Kiama Council rejects claims it failed to deliver footbridge project

The bridge over Hyams Creek in Jamberoo. A second footbridge is to be put in on the right-hand side of the road. Picture: Google Maps
The bridge over Hyams Creek in Jamberoo. A second footbridge is to be put in on the right-hand side of the road. Picture: Google Maps

Kiama Council has rejected claims it has failed to deliver a project to build a $191,000 footbridge in Jamberoo.

Three years ago, the footbridge on the western side of Churchill Street over Hyams Creek was promised to community members, and due to be finished by December, 2018.

Jamberoo locals had lobbied for a footbridge due to safety concerns, following the death of a pedestrian on the road several years ago.

In an email to the Jamberoo Valley Ratepayers and Residents Association, Cr Neil Reilly said there were aspects of the project that would impact the completion time of the project. 

"There are also matters of the installation that have created serious concerns in the area of workplace health and safety and the overall safety of the finished bridge.

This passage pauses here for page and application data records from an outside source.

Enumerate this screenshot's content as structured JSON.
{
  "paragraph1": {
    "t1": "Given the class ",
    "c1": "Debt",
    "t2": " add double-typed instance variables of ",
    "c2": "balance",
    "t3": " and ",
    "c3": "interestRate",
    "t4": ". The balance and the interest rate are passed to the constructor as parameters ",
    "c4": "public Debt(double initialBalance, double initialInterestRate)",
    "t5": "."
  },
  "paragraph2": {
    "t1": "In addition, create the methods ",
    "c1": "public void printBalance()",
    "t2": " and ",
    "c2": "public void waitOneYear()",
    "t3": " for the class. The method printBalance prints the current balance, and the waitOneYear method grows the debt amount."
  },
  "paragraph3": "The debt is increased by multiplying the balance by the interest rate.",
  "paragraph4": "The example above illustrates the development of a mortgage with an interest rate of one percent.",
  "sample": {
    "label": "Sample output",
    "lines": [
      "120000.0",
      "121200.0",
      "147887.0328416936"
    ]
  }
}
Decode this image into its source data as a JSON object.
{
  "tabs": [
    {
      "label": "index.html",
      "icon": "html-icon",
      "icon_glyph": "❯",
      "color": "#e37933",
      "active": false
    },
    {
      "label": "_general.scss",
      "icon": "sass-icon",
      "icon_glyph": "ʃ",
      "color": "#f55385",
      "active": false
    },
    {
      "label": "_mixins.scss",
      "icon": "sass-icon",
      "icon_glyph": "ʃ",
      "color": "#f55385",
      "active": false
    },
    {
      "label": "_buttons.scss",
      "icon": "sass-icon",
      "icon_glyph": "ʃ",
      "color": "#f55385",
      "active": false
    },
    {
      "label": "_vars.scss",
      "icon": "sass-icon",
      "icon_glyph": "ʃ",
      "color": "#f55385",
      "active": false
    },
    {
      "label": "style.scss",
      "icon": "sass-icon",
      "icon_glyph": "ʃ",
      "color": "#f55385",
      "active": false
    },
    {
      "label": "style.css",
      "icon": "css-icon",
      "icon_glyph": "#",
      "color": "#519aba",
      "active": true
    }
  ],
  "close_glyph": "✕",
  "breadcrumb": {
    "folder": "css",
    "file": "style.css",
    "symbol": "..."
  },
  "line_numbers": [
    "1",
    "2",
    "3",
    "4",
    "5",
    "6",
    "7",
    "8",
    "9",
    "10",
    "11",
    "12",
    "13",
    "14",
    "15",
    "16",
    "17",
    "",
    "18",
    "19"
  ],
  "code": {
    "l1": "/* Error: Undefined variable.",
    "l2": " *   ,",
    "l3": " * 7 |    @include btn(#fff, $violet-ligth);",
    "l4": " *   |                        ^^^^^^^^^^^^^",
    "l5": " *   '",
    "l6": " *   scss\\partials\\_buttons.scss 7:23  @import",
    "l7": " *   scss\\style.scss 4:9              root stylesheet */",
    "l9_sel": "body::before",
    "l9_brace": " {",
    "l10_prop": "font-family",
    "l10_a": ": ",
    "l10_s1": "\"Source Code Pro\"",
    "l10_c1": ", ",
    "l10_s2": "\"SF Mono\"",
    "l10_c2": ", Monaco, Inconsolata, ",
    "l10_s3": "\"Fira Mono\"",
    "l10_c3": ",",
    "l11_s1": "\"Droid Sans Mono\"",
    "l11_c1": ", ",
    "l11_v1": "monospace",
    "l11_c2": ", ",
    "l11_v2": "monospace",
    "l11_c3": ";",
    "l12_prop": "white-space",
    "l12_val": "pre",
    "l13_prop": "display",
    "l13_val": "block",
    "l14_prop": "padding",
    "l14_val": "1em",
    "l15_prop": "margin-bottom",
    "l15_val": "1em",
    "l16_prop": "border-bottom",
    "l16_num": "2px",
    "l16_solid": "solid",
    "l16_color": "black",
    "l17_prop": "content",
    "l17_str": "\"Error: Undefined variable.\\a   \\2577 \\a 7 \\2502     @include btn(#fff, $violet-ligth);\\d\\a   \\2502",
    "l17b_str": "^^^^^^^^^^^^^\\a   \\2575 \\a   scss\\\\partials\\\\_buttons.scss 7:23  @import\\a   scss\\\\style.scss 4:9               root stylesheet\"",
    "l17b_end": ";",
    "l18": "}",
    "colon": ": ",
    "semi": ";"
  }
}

"I am sorry to give you this news, as it far exceeds our undertaking to have it in place by now.

"We all believe that if things have gone wrong, and they have, it’s best to openly admit that and strive to correct the situation in a practical and safe manner." 

In response to Cr Reilly's claims, Kiama Council said there were no shortcomings with the design, and it would be completed by August this year. 

"Minor changes have been made to the detailed design during the planning and design process, as is the case with most major infrastructure projects," a spokesperson said. "The fabrication of the bridge structure has now been completed and is in the process of being sandblasted, x-rayed and painted."

Council also rejected claims the bridge was impacting on workplace health and safety.

"Council has an impeccable record when it comes to workplace health and safety and there have been no issues or matters regarding this project," a spokesperson said. 

Council conceded the project was running behind schedule. 

"This is true of a number of council projects at this time. This is as much a result of careful budgeting, by ensuring council projects are properly funded before works commence," the spokesperson said. "In fact, council chose to fabricate this footbridge in-house, which has saved ratepayers a significant amount of money. The cost to the community has been the additional time it has taken to achieve these savings."

Council's director of engineering and works Gino Belsito, tasked to facilitate the project, has been on extended leave for nine weeks.

Another task administered by Mr Belsito, the Minnamurra River Cycleway and Boardwalk project, has also come under scrutiny from members of the public. 

When the Kiama Independent asked council to explain why the director of engineering and works was unable to fulfill his role, the response was, "He is on leave".

Council said Darren Brady was acting on his behalf. Council said Mr Belsito's leave did not have anything to do with the project delays.